Rough-redden'd with a thousand winter gales,
Not only to the market-cross were known,
But in the leafy lanes behind the down,
Far as the portal-warding lion-whelp,
And peacock-yewtree of the lonely Hall,
Whose Friday fare was Enoch's ministering.
Then came a change, as all things human
change.
Ten miles to northward of the narrow port
Open'd a larger haven: thither used
Enoch at times to go by land or sea;
And once when there, and clambering on a mast
In harbor, by mischance he slipt and fell:
A limb was broken when they lifted him;
And while he lay recovering there, his wife
Bore him another son, a sickly one:
Another hand crept too across his trade
Taking her bread and theirs: and on him fell,
Altho' a grave and staid God-fearing man,
Yet lying thus inactive, doubt and gloom.
He seem'd, as in a nightmare of the night,
To see his children leading evermore
Low miserable lives of hand-to-mouth,
And her, he loved, a beggar: then he pray'd
'Save them from this, whatever comes to me.'
And while he pray'd, the master of that ship
Enoch had served in, hearing his mischance,
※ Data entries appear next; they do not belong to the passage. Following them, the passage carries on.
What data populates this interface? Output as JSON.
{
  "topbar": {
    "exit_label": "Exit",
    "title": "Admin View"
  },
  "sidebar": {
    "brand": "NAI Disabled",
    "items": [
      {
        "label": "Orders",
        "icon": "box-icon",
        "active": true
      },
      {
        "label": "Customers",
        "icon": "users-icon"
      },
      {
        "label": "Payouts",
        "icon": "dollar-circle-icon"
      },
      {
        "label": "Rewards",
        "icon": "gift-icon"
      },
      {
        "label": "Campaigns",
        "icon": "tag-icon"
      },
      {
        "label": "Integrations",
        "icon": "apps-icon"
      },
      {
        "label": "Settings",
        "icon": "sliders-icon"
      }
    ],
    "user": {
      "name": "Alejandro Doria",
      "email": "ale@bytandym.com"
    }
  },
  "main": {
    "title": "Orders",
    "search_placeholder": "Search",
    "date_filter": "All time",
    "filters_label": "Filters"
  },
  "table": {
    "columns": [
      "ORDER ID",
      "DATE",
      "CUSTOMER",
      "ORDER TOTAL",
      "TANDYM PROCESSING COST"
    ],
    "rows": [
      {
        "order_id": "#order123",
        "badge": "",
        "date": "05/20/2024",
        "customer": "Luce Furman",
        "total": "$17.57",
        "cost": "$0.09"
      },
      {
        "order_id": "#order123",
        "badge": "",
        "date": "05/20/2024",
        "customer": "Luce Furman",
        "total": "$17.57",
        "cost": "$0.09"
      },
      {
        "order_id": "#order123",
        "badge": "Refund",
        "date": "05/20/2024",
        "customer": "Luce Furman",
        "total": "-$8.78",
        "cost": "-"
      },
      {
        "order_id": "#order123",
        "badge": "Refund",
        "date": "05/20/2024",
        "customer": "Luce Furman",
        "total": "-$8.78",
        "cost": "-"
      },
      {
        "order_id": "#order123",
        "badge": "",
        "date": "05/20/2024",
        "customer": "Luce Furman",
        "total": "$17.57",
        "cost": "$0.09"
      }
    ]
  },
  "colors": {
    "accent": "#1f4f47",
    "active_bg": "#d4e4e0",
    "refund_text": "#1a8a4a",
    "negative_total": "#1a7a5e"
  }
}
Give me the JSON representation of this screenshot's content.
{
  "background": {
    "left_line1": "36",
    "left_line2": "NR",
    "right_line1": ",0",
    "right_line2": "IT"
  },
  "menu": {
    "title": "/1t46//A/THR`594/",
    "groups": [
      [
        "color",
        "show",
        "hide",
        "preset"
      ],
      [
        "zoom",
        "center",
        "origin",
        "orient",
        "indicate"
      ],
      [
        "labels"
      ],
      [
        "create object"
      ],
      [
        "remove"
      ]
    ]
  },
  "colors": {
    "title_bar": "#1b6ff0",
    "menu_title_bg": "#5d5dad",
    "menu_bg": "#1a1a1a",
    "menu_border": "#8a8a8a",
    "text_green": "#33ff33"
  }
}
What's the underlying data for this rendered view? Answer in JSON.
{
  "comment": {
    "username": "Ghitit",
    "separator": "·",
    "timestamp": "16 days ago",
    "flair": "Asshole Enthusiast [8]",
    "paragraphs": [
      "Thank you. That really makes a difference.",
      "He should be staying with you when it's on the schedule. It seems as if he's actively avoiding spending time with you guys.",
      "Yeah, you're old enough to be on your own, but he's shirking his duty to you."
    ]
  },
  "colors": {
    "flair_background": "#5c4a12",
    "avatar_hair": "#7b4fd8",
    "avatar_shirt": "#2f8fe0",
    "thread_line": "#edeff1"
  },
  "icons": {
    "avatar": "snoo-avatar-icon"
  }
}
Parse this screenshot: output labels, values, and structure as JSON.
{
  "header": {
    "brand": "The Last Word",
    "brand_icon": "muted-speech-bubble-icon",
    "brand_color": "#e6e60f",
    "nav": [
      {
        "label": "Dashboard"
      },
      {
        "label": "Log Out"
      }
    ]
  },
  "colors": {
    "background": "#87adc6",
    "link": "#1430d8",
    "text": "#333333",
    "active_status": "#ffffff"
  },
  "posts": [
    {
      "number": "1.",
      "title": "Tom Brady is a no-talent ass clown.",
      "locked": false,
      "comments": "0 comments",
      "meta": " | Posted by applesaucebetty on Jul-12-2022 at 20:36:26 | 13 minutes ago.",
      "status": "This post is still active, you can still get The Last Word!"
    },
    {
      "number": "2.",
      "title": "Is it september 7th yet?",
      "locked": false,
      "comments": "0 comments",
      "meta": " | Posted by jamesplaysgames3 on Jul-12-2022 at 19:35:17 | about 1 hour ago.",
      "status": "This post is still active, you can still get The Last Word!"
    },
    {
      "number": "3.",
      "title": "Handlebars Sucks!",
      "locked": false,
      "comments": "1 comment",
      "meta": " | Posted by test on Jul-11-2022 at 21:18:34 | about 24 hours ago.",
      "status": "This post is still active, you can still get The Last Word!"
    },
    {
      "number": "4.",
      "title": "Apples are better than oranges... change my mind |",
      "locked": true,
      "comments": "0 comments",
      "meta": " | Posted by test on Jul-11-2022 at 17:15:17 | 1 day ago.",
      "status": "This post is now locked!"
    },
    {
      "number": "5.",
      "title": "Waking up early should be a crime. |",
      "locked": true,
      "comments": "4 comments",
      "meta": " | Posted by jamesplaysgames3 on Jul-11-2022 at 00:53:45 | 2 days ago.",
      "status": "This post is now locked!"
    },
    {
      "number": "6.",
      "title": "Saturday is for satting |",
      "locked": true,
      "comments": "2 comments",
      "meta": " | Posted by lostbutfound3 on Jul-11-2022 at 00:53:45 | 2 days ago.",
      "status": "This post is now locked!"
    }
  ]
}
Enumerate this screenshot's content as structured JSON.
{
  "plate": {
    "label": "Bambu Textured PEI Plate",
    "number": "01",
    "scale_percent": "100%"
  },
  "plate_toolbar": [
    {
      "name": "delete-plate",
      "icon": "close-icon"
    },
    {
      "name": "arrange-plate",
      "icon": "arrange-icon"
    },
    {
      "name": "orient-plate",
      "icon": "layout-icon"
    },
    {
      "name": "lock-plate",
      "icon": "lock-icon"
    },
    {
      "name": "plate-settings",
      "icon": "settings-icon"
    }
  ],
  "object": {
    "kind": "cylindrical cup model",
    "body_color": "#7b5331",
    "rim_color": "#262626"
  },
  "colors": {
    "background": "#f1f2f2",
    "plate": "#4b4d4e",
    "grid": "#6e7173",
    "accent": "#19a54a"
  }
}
Came, for he knew the man and valued him,
Reporting of his vessel China-bound, And wanting yet a boatswain. Would he go?
There yet were many weeks before she sail'd,
Sail'd from this port. Would Enoch have the
place?
And Enoch all at once assented to it,
Rejoicing at that answer to his prayer.
So now that the shadow of mischance appear'd
No graver than as when some little cloud
Cuts off the fiery highway of the sun,
And isles a light in the offing: yet the wife—
When he was gone—the children—what to do?
Then Enoch lay long-pondering on his plans;
To sell the boat—and yet he loved her well—
How many a rough sea had he weather'd in her!
He knew her, as a horseman knows his horse—
And yet to sell her—then with what she brought
Buy goods and stores—set Annie forth in trade
With all that seamen needed or their wives—
So might she keep the house while he was gone.
Should he not trade himself out yonder? go
This voyage more than once? yea twice or thrice

As oft as needed—last, returning rich,
Become the master of a larger craft,
With fuller profits lead an easier life,
Have all his pretty young ones educated,
And pass his days in peace among his own.
Thus Enoch in his heart determined all:
Then moving homeward came on Annie pale,
Nursing the sickly babe, her latest-born.
Forward she started with a happy cry,
And laid the feeble infant in his arms;